Saved data entries:
↓

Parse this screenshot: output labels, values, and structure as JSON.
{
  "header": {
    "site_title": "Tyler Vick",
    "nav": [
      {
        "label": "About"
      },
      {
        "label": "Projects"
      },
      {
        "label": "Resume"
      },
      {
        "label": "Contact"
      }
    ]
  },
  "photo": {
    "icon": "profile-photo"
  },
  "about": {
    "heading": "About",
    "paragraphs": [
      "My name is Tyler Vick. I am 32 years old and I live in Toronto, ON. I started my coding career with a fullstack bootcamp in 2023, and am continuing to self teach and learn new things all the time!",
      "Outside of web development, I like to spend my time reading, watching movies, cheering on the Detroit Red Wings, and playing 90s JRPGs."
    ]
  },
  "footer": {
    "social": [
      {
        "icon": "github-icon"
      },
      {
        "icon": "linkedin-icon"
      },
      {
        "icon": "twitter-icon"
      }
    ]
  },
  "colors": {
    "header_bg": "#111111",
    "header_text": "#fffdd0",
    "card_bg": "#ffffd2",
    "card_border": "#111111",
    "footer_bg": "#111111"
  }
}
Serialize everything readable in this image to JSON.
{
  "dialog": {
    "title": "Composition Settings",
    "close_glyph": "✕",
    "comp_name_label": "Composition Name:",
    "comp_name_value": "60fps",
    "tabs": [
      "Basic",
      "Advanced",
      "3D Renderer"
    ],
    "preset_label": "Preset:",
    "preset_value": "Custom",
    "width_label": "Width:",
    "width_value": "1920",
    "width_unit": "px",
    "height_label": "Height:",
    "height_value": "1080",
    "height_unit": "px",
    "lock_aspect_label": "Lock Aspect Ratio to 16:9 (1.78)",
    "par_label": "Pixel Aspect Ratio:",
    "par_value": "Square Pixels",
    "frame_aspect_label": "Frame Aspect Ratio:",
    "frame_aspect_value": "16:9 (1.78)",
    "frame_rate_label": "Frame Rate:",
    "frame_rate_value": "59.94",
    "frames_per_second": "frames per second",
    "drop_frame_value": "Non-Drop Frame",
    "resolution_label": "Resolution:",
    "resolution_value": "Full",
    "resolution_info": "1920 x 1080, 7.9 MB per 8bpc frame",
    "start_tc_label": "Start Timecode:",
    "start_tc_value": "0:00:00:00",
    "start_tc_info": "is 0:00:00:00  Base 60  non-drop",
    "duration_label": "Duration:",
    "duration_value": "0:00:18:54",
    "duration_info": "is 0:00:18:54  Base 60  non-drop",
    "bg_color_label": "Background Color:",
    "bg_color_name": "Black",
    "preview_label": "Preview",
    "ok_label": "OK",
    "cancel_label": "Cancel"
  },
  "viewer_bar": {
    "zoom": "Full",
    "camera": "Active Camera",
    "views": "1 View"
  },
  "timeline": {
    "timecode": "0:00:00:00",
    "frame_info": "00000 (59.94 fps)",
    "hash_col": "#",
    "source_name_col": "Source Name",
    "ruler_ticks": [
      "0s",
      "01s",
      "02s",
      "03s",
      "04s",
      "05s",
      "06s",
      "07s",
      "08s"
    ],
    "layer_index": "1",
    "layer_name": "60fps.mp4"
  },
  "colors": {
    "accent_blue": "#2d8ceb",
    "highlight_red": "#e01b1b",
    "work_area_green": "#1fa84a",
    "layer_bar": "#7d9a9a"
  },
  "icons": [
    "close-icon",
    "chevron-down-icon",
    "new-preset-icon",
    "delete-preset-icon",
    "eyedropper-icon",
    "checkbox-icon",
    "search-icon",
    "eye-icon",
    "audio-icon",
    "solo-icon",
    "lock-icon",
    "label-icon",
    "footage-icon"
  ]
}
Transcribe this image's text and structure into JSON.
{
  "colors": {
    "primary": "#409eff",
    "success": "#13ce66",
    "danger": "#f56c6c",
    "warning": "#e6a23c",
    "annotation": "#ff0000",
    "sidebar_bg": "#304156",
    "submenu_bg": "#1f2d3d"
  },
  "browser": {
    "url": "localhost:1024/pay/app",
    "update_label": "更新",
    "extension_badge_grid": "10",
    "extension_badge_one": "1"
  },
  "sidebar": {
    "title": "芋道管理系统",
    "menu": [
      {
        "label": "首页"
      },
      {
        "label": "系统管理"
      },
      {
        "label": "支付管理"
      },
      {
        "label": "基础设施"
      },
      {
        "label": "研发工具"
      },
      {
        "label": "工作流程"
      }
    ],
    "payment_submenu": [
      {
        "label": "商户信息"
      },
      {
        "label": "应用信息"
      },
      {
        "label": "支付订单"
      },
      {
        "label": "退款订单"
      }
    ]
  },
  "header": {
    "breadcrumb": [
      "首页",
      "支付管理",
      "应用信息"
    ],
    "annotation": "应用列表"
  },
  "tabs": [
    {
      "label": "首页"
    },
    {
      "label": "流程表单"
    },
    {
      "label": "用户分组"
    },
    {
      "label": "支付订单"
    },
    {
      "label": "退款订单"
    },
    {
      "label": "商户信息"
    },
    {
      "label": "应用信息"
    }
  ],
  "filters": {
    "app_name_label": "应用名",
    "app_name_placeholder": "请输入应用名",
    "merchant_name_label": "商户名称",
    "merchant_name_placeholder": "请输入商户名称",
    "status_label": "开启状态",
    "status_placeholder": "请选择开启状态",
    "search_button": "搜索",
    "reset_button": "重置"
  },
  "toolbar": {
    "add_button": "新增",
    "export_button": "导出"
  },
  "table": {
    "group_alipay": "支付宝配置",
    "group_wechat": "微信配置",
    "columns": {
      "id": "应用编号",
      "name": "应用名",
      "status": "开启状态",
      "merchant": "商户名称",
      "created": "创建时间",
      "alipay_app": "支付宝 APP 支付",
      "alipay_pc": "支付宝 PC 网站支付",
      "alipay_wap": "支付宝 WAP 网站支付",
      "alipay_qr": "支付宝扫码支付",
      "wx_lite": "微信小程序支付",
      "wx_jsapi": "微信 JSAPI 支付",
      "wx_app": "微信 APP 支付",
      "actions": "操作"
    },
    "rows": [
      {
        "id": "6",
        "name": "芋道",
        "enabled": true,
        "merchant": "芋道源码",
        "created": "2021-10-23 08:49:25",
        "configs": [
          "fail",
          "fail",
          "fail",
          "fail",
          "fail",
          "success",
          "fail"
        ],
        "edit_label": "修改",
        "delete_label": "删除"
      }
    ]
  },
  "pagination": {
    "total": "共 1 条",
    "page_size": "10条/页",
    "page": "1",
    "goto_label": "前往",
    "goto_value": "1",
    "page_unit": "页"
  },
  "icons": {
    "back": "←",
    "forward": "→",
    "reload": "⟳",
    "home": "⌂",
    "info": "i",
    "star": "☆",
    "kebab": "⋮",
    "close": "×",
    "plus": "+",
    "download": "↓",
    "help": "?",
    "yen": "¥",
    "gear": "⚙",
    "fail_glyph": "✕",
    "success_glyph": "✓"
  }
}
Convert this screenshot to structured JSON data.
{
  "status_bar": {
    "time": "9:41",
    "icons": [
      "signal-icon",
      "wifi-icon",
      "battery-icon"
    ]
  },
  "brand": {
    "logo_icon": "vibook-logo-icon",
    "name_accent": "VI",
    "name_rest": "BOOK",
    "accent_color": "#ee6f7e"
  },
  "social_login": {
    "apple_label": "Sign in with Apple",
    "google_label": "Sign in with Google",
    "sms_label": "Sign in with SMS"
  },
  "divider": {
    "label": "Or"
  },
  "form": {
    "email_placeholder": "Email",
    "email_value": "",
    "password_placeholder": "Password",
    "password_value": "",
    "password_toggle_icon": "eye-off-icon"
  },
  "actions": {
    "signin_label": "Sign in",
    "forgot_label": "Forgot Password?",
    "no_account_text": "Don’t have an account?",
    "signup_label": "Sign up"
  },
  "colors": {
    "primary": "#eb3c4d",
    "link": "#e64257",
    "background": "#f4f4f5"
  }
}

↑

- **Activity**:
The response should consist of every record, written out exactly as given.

- **Solution to the exercise**:
Parse this screenshot: output labels, values, and structure as JSON.
{
  "header": {
    "site_title": "Tyler Vick",
    "nav": [
      {
        "label": "About"
      },
      {
        "label": "Projects"
      },
      {
        "label": "Resume"
      },
      {
        "label": "Contact"
      }
    ]
  },
  "photo": {
    "icon": "profile-photo"
  },
  "about": {
    "heading": "About",
    "paragraphs": [
      "My name is Tyler Vick. I am 32 years old and I live in Toronto, ON. I started my coding career with a fullstack bootcamp in 2023, and am continuing to self teach and learn new things all the time!",
      "Outside of web development, I like to spend my time reading, watching movies, cheering on the Detroit Red Wings, and playing 90s JRPGs."
    ]
  },
  "footer": {
    "social": [
      {
        "icon": "github-icon"
      },
      {
        "icon": "linkedin-icon"
      },
      {
        "icon": "twitter-icon"
      }
    ]
  },
  "colors": {
    "header_bg": "#111111",
    "header_text": "#fffdd0",
    "card_bg": "#ffffd2",
    "card_border": "#111111",
    "footer_bg": "#111111"
  }
}
Serialize everything readable in this image to JSON.
{
  "dialog": {
    "title": "Composition Settings",
    "close_glyph": "✕",
    "comp_name_label": "Composition Name:",
    "comp_name_value": "60fps",
    "tabs": [
      "Basic",
      "Advanced",
      "3D Renderer"
    ],
    "preset_label": "Preset:",
    "preset_value": "Custom",
    "width_label": "Width:",
    "width_value": "1920",
    "width_unit": "px",
    "height_label": "Height:",
    "height_value": "1080",
    "height_unit": "px",
    "lock_aspect_label": "Lock Aspect Ratio to 16:9 (1.78)",
    "par_label": "Pixel Aspect Ratio:",
    "par_value": "Square Pixels",
    "frame_aspect_label": "Frame Aspect Ratio:",
    "frame_aspect_value": "16:9 (1.78)",
    "frame_rate_label": "Frame Rate:",
    "frame_rate_value": "59.94",
    "frames_per_second": "frames per second",
    "drop_frame_value": "Non-Drop Frame",
    "resolution_label": "Resolution:",
    "resolution_value": "Full",
    "resolution_info": "1920 x 1080, 7.9 MB per 8bpc frame",
    "start_tc_label": "Start Timecode:",
    "start_tc_value": "0:00:00:00",
    "start_tc_info": "is 0:00:00:00  Base 60  non-drop",
    "duration_label": "Duration:",
    "duration_value": "0:00:18:54",
    "duration_info": "is 0:00:18:54  Base 60  non-drop",
    "bg_color_label": "Background Color:",
    "bg_color_name": "Black",
    "preview_label": "Preview",
    "ok_label": "OK",
    "cancel_label": "Cancel"
  },
  "viewer_bar": {
    "zoom": "Full",
    "camera": "Active Camera",
    "views": "1 View"
  },
  "timeline": {
    "timecode": "0:00:00:00",
    "frame_info": "00000 (59.94 fps)",
    "hash_col": "#",
    "source_name_col": "Source Name",
    "ruler_ticks": [
      "0s",
      "01s",
      "02s",
      "03s",
      "04s",
      "05s",
      "06s",
      "07s",
      "08s"
    ],
    "layer_index": "1",
    "layer_name": "60fps.mp4"
  },
  "colors": {
    "accent_blue": "#2d8ceb",
    "highlight_red": "#e01b1b",
    "work_area_green": "#1fa84a",
    "layer_bar": "#7d9a9a"
  },
  "icons": [
    "close-icon",
    "chevron-down-icon",
    "new-preset-icon",
    "delete-preset-icon",
    "eyedropper-icon",
    "checkbox-icon",
    "search-icon",
    "eye-icon",
    "audio-icon",
    "solo-icon",
    "lock-icon",
    "label-icon",
    "footage-icon"
  ]
}
Transcribe this image's text and structure into JSON.
{
  "colors": {
    "primary": "#409eff",
    "success": "#13ce66",
    "danger": "#f56c6c",
    "warning": "#e6a23c",
    "annotation": "#ff0000",
    "sidebar_bg": "#304156",
    "submenu_bg": "#1f2d3d"
  },
  "browser": {
    "url": "localhost:1024/pay/app",
    "update_label": "更新",
    "extension_badge_grid": "10",
    "extension_badge_one": "1"
  },
  "sidebar": {
    "title": "芋道管理系统",
    "menu": [
      {
        "label": "首页"
      },
      {
        "label": "系统管理"
      },
      {
        "label": "支付管理"
      },
      {
        "label": "基础设施"
      },
      {
        "label": "研发工具"
      },
      {
        "label": "工作流程"
      }
    ],
    "payment_submenu": [
      {
        "label": "商户信息"
      },
      {
        "label": "应用信息"
      },
      {
        "label": "支付订单"
      },
      {
        "label": "退款订单"
      }
    ]
  },
  "header": {
    "breadcrumb": [
      "首页",
      "支付管理",
      "应用信息"
    ],
    "annotation": "应用列表"
  },
  "tabs": [
    {
      "label": "首页"
    },
    {
      "label": "流程表单"
    },
    {
      "label": "用户分组"
    },
    {
      "label": "支付订单"
    },
    {
      "label": "退款订单"
    },
    {
      "label": "商户信息"
    },
    {
      "label": "应用信息"
    }
  ],
  "filters": {
    "app_name_label": "应用名",
    "app_name_placeholder": "请输入应用名",
    "merchant_name_label": "商户名称",
    "merchant_name_placeholder": "请输入商户名称",
    "status_label": "开启状态",
    "status_placeholder": "请选择开启状态",
    "search_button": "搜索",
    "reset_button": "重置"
  },
  "toolbar": {
    "add_button": "新增",
    "export_button": "导出"
  },
  "table": {
    "group_alipay": "支付宝配置",
    "group_wechat": "微信配置",
    "columns": {
      "id": "应用编号",
      "name": "应用名",
      "status": "开启状态",
      "merchant": "商户名称",
      "created": "创建时间",
      "alipay_app": "支付宝 APP 支付",
      "alipay_pc": "支付宝 PC 网站支付",
      "alipay_wap": "支付宝 WAP 网站支付",
      "alipay_qr": "支付宝扫码支付",
      "wx_lite": "微信小程序支付",
      "wx_jsapi": "微信 JSAPI 支付",
      "wx_app": "微信 APP 支付",
      "actions": "操作"
    },
    "rows": [
      {
        "id": "6",
        "name": "芋道",
        "enabled": true,
        "merchant": "芋道源码",
        "created": "2021-10-23 08:49:25",
        "configs": [
          "fail",
          "fail",
          "fail",
          "fail",
          "fail",
          "success",
          "fail"
        ],
        "edit_label": "修改",
        "delete_label": "删除"
      }
    ]
  },
  "pagination": {
    "total": "共 1 条",
    "page_size": "10条/页",
    "page": "1",
    "goto_label": "前往",
    "goto_value": "1",
    "page_unit": "页"
  },
  "icons": {
    "back": "←",
    "forward": "→",
    "reload": "⟳",
    "home": "⌂",
    "info": "i",
    "star": "☆",
    "kebab": "⋮",
    "close": "×",
    "plus": "+",
    "download": "↓",
    "help": "?",
    "yen": "¥",
    "gear": "⚙",
    "fail_glyph": "✕",
    "success_glyph": "✓"
  }
}
Convert this screenshot to structured JSON data.
{
  "status_bar": {
    "time": "9:41",
    "icons": [
      "signal-icon",
      "wifi-icon",
      "battery-icon"
    ]
  },
  "brand": {
    "logo_icon": "vibook-logo-icon",
    "name_accent": "VI",
    "name_rest": "BOOK",
    "accent_color": "#ee6f7e"
  },
  "social_login": {
    "apple_label": "Sign in with Apple",
    "google_label": "Sign in with Google",
    "sms_label": "Sign in with SMS"
  },
  "divider": {
    "label": "Or"
  },
  "form": {
    "email_placeholder": "Email",
    "email_value": "",
    "password_placeholder": "Password",
    "password_value": "",
    "password_toggle_icon": "eye-off-icon"
  },
  "actions": {
    "signin_label": "Sign in",
    "forgot_label": "Forgot Password?",
    "no_account_text": "Don’t have an account?",
    "signup_label": "Sign up"
  },
  "colors": {
    "primary": "#eb3c4d",
    "link": "#e64257",
    "background": "#f4f4f5"
  }
}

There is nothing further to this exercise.